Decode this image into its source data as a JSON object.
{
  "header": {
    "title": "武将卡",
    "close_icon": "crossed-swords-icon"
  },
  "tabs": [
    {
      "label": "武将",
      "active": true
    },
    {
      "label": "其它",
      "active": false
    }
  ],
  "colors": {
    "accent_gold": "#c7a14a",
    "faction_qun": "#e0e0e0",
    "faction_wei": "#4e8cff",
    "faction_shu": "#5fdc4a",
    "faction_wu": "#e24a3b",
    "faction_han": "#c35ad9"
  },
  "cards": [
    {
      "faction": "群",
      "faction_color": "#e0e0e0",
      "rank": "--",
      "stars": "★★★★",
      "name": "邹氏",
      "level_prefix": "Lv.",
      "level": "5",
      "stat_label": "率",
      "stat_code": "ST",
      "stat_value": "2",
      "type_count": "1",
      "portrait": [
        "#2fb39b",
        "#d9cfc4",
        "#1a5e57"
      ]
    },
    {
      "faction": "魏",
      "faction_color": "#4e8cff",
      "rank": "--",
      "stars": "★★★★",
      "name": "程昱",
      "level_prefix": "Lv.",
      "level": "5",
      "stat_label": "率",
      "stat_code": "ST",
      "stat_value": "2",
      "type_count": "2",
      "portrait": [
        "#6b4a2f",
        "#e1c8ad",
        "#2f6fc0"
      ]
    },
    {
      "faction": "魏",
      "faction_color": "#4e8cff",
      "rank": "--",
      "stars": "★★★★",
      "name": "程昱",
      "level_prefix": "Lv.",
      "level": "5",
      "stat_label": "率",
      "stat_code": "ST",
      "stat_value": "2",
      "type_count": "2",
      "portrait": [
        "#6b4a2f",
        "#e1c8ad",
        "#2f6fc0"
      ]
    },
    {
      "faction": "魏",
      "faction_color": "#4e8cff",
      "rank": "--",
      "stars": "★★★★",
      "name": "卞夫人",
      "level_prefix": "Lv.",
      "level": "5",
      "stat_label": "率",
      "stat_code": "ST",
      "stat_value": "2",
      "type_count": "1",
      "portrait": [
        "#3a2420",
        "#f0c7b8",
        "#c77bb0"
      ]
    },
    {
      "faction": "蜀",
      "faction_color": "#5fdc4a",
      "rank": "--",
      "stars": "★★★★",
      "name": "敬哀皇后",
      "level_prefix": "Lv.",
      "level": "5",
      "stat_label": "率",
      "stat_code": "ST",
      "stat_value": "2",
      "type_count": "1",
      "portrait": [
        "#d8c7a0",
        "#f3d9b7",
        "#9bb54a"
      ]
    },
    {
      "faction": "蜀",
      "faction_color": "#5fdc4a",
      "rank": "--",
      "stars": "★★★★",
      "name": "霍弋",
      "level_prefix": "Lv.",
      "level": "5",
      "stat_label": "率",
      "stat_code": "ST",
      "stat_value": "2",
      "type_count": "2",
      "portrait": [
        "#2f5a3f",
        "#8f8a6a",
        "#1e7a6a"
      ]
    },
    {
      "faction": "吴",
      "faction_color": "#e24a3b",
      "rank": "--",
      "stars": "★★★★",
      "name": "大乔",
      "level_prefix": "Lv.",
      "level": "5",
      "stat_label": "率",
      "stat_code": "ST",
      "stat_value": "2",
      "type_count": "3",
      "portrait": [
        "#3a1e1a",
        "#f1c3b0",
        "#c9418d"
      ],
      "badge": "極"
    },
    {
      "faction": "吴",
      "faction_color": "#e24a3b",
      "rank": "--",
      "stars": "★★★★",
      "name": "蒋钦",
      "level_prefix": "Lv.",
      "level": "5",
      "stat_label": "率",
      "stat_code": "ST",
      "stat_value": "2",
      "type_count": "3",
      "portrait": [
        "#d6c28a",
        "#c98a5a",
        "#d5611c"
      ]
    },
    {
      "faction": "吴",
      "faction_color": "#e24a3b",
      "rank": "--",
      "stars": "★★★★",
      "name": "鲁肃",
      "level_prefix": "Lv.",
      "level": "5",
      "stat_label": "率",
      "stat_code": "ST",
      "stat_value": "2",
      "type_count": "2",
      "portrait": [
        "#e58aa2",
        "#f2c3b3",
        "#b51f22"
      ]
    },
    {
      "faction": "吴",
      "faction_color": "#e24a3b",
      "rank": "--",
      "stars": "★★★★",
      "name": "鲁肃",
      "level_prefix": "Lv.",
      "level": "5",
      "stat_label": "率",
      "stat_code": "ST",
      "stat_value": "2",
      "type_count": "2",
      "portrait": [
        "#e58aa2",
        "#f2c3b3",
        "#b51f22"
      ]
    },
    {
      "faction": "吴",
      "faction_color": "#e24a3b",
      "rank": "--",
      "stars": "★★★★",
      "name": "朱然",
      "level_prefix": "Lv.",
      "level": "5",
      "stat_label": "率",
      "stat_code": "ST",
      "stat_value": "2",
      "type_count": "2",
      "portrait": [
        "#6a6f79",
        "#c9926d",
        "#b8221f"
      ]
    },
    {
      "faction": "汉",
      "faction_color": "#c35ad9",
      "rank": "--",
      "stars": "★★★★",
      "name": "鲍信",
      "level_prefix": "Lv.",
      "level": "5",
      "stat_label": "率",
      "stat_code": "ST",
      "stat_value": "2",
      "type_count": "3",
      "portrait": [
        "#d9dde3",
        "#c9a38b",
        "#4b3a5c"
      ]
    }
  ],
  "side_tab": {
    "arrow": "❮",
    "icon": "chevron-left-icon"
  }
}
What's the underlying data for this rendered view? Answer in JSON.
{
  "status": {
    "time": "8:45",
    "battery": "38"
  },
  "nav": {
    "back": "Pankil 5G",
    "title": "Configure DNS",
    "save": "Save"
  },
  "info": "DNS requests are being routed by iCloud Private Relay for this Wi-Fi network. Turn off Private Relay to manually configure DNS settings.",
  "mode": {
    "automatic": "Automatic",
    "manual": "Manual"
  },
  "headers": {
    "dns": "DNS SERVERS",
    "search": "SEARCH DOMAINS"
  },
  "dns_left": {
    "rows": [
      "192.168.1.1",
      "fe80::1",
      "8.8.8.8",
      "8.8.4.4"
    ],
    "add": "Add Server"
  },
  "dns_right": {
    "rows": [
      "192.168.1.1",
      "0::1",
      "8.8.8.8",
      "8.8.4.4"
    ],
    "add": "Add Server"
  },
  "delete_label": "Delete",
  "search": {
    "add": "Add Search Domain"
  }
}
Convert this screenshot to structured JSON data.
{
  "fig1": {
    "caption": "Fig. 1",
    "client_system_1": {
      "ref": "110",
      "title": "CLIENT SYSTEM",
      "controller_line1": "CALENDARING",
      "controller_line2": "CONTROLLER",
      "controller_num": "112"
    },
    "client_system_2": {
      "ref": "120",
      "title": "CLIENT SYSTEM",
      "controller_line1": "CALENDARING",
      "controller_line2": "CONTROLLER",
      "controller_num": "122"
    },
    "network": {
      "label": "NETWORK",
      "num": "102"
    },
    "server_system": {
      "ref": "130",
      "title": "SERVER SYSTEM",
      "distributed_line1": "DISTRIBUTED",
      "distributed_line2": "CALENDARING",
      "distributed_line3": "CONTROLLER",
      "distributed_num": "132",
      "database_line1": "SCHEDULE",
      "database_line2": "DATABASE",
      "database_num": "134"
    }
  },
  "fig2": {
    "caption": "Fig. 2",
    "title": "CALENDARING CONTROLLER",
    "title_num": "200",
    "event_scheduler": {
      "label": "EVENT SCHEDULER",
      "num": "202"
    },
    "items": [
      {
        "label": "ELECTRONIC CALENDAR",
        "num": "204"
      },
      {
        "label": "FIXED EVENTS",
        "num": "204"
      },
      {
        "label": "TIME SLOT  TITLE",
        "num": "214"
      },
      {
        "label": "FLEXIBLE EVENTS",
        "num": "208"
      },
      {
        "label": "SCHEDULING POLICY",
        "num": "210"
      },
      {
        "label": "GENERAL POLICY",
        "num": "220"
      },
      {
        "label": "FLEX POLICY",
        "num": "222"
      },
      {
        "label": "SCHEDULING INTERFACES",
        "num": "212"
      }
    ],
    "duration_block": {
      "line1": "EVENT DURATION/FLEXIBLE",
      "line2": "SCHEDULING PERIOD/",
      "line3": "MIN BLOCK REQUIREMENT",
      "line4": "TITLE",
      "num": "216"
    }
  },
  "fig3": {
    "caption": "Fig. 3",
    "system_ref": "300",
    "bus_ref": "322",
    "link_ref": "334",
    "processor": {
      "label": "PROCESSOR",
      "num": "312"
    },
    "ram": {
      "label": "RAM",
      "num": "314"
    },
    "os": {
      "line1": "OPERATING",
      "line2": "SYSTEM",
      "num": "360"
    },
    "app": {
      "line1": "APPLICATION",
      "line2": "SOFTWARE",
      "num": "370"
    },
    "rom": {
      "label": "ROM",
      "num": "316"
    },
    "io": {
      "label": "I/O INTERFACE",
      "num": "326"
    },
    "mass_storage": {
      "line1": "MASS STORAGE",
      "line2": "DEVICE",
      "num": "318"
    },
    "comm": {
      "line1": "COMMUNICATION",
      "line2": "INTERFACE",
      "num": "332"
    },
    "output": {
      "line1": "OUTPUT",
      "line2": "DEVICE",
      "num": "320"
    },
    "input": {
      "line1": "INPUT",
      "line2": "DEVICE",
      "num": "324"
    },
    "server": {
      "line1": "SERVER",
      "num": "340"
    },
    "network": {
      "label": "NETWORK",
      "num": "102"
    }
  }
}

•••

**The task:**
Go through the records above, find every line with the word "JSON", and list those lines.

**Your solution:**
Decode this image into its source data as a JSON object.
What's the underlying data for this rendered view? Answer in JSON.
Convert this screenshot to structured JSON data.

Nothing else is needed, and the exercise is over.